Dataset items
*** Block opens ***

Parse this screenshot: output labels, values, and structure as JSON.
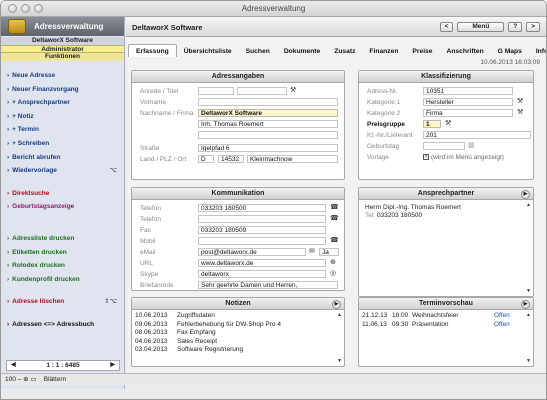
{
  "window": {
    "title": "Adressverwaltung"
  },
  "sidebar": {
    "app_title": "Adressverwaltung",
    "db_name": "DeltaworX Software",
    "user": "Administrator",
    "section": "Funktionen",
    "items": [
      {
        "label": "Neue Adresse",
        "color": "#173c7e",
        "kbd": ""
      },
      {
        "label": "Neuer Finanzvorgang",
        "color": "#173c7e",
        "kbd": ""
      },
      {
        "label": "+ Ansprechpartner",
        "color": "#173c7e",
        "kbd": ""
      },
      {
        "label": "+ Notiz",
        "color": "#173c7e",
        "kbd": ""
      },
      {
        "label": "+ Termin",
        "color": "#173c7e",
        "kbd": ""
      },
      {
        "label": "+ Schreiben",
        "color": "#173c7e",
        "kbd": ""
      },
      {
        "label": "Bericht abrufen",
        "color": "#173c7e",
        "kbd": ""
      },
      {
        "label": "Wiedervorlage",
        "color": "#173c7e",
        "kbd": "⌥"
      }
    ],
    "items2": [
      {
        "label": "Direktsuche",
        "color": "#b20d1b"
      },
      {
        "label": "Geburtstagsanzeige",
        "color": "#8b1e6b"
      }
    ],
    "items3": [
      {
        "label": "Adressliste drucken",
        "color": "#1f6e1f"
      },
      {
        "label": "Etiketten drucken",
        "color": "#1f6e1f"
      },
      {
        "label": "Rolodex drucken",
        "color": "#1f6e1f"
      },
      {
        "label": "Kundenprofil drucken",
        "color": "#1f6e1f"
      }
    ],
    "delete_label": "Adresse löschen",
    "delete_kbd": "⇧⌥",
    "addressbook_label": "Adressen <=> Adressbuch",
    "pager": "1 : 1 : 6485"
  },
  "status": {
    "zoom": "100",
    "mode": "Blättern"
  },
  "main": {
    "header_title": "DeltaworX Software",
    "prev_btn": "<",
    "menu_btn": "Menü",
    "help_btn": "?",
    "next_btn": ">",
    "tabs": [
      "Erfassung",
      "Übersichtsliste",
      "Suchen",
      "Dokumente",
      "Zusatz",
      "Finanzen",
      "Preise",
      "Anschriften",
      "G Maps",
      "Infos"
    ],
    "timestamp": "10.06.2013 16:03:09"
  },
  "adress": {
    "title": "Adressangaben",
    "labels": {
      "anrede": "Anrede / Titel",
      "vorname": "Vorname",
      "nachname": "Nachname / Firma",
      "strasse": "Straße",
      "ort": "Land / PLZ / Ort"
    },
    "nachname": "DeltaworX Software",
    "zusatz": "Inh. Thomas Roemert",
    "strasse": "Igelpfad 6",
    "land": "D",
    "plz": "14532",
    "ort": "Kleinmachnow"
  },
  "klass": {
    "title": "Klassifizierung",
    "labels": {
      "nr": "Adress-Nr.",
      "kat1": "Kategorie 1",
      "kat2": "Kategorie 2",
      "preis": "Preisgruppe",
      "kt": "Kt.-Nr./Lieferant",
      "geb": "Geburtstag",
      "vorlage": "Vorlage"
    },
    "nr": "10351",
    "kat1": "Hersteller",
    "kat2": "Firma",
    "preis": "1",
    "kt": "201",
    "vorlage_note": "(wird im Menü angezeigt)"
  },
  "komm": {
    "title": "Kommunikation",
    "rows": [
      {
        "label": "Telefon",
        "value": "033203 180500"
      },
      {
        "label": "Telefon",
        "value": ""
      },
      {
        "label": "Fax",
        "value": "033203 180509"
      },
      {
        "label": "Mobil",
        "value": ""
      },
      {
        "label": "eMail",
        "value": "post@deltaworx.de"
      },
      {
        "label": "URL",
        "value": "www.deltaworx.de"
      },
      {
        "label": "Skype",
        "value": "deltaworx"
      },
      {
        "label": "Briefanrede",
        "value": "Sehr geehrte Damen und Herren,"
      }
    ],
    "email_flag": "Ja"
  },
  "ansp": {
    "title": "Ansprechpartner",
    "name": "Herrn Dipl.-Ing. Thomas Roemert",
    "tel_label": "Tel:",
    "tel": "033203 180500"
  },
  "notizen": {
    "title": "Notizen",
    "rows": [
      {
        "date": "10.06.2013",
        "text": "Zugriffsdaten"
      },
      {
        "date": "09.06.2013",
        "text": "Fehlerbehebung für DW-Shop Pro 4"
      },
      {
        "date": "08.06.2013",
        "text": "Fax Empfang"
      },
      {
        "date": "04.06.2013",
        "text": "Sales Receipt"
      },
      {
        "date": "03.04.2013",
        "text": "Software Registrierung"
      }
    ]
  },
  "termin": {
    "title": "Terminvorschau",
    "rows": [
      {
        "date": "21.12.13",
        "time": "18:00",
        "text": "Weihnachtsfeier",
        "status": "Offen"
      },
      {
        "date": "11.06.13",
        "time": "09:30",
        "text": "Präsentation",
        "status": "Offen"
      }
    ]
  }
}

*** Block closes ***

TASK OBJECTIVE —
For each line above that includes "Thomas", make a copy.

TASK SOLUTION —
    "zusatz": "Inh. Thomas Roemert",
    "name": "Herrn Dipl.-Ing. Thomas Roemert",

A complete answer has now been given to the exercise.